◆ **STUDY MATERIAL**:

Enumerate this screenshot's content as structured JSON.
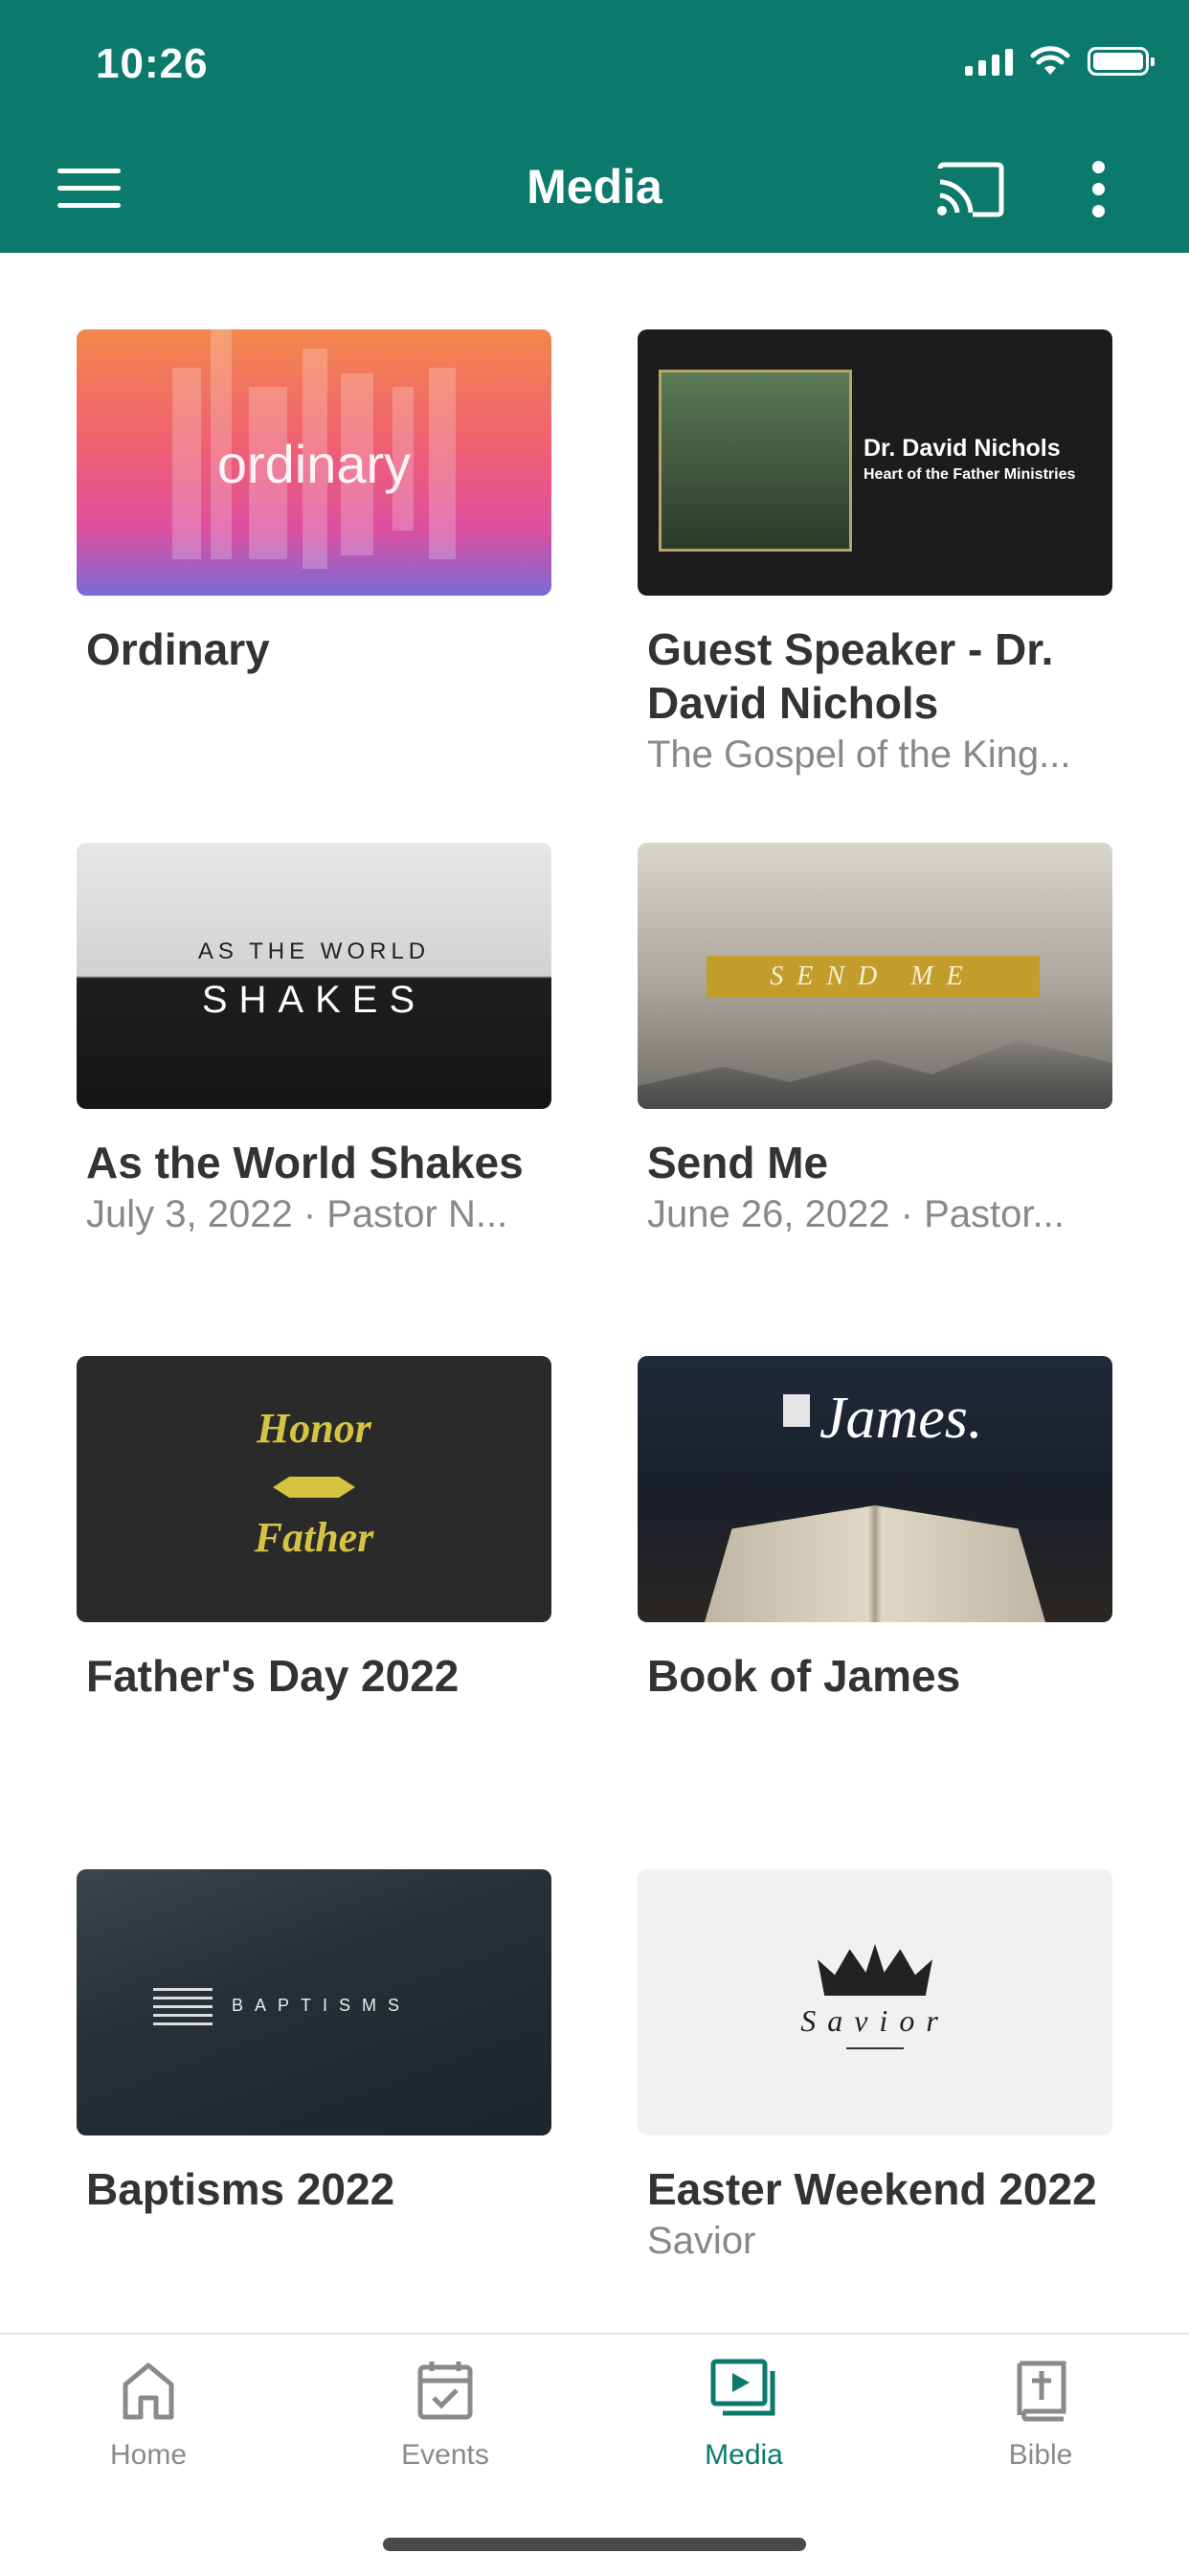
{
  "status_bar": {
    "time": "10:26"
  },
  "header": {
    "title": "Media",
    "icons": [
      "menu-icon",
      "cast-icon",
      "more-vert-icon"
    ]
  },
  "accent_color": "#0b7a6d",
  "items": [
    {
      "title": "Ordinary",
      "subtitle": "",
      "thumb_text": "ordinary"
    },
    {
      "title": "Guest Speaker - Dr. David Nichols",
      "subtitle": "The Gospel of the King...",
      "thumb_text": "Dr. David Nichols",
      "thumb_text2": "Heart of the Father Ministries"
    },
    {
      "title": "As the World Shakes",
      "subtitle": "July 3, 2022 · Pastor N...",
      "thumb_text": "AS THE WORLD",
      "thumb_text2": "SHAKES"
    },
    {
      "title": "Send Me",
      "subtitle": "June 26, 2022 · Pastor...",
      "thumb_text": "SEND ME"
    },
    {
      "title": "Father's Day 2022",
      "subtitle": "",
      "thumb_text": "Honor",
      "thumb_text2": "Father"
    },
    {
      "title": "Book of James",
      "subtitle": "",
      "thumb_text": "James."
    },
    {
      "title": "Baptisms 2022",
      "subtitle": "",
      "thumb_text": "BAPTISMS"
    },
    {
      "title": "Easter Weekend 2022",
      "subtitle": "Savior",
      "thumb_text": "Savior"
    }
  ],
  "tabs": [
    {
      "label": "Home",
      "icon": "home-icon",
      "active": false
    },
    {
      "label": "Events",
      "icon": "calendar-icon",
      "active": false
    },
    {
      "label": "Media",
      "icon": "media-icon",
      "active": true
    },
    {
      "label": "Bible",
      "icon": "bible-icon",
      "active": false
    }
  ]
}
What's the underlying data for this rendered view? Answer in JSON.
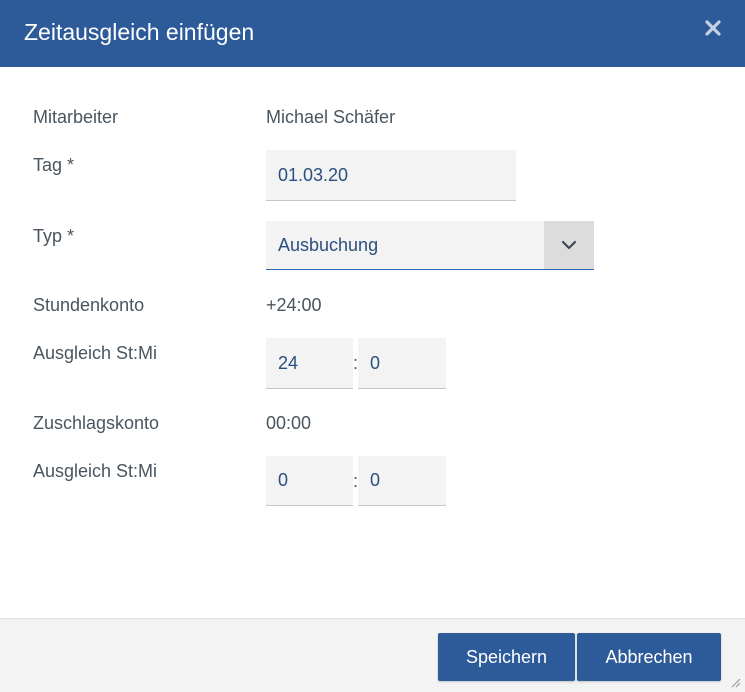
{
  "dialog": {
    "title": "Zeitausgleich einfügen",
    "close_icon": "close-icon",
    "accent_color": "#2d5a98"
  },
  "form": {
    "employee": {
      "label": "Mitarbeiter",
      "value": "Michael Schäfer"
    },
    "day": {
      "label": "Tag *",
      "value": "01.03.20"
    },
    "type": {
      "label": "Typ *",
      "selected": "Ausbuchung",
      "toggle_icon": "chevron-down-icon"
    },
    "hour_account": {
      "label": "Stundenkonto",
      "value": "+24:00"
    },
    "hour_compensation": {
      "label": "Ausgleich St:Mi",
      "hours": "24",
      "separator": ":",
      "minutes": "0"
    },
    "surcharge_account": {
      "label": "Zuschlagskonto",
      "value": "00:00"
    },
    "surcharge_compensation": {
      "label": "Ausgleich St:Mi",
      "hours": "0",
      "separator": ":",
      "minutes": "0"
    }
  },
  "footer": {
    "save_label": "Speichern",
    "cancel_label": "Abbrechen",
    "resize_icon": "resize-grip-icon"
  }
}
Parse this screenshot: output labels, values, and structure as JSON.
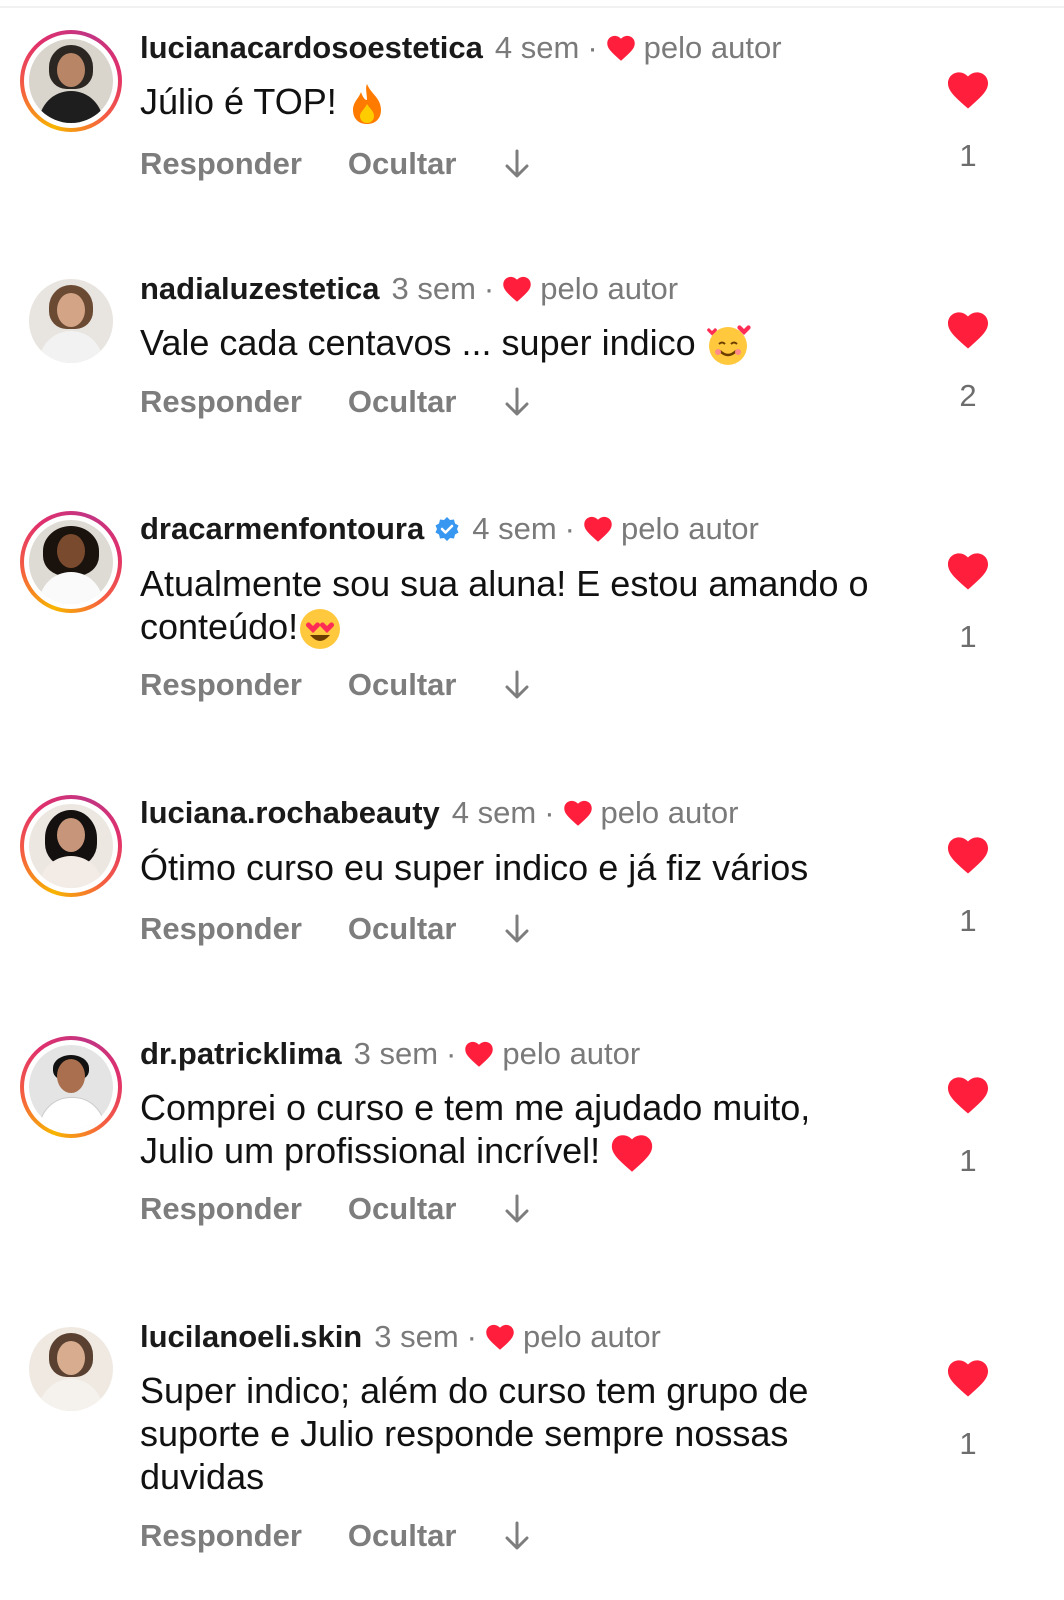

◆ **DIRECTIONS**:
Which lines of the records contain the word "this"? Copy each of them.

◆ **EXERCISE OUTPUT**:
Enumerate this screenshot's content as structured JSON.
What's the underlying data for this rendered view? Answer in JSON.
Parse this screenshot: output labels, values, and structure as JSON.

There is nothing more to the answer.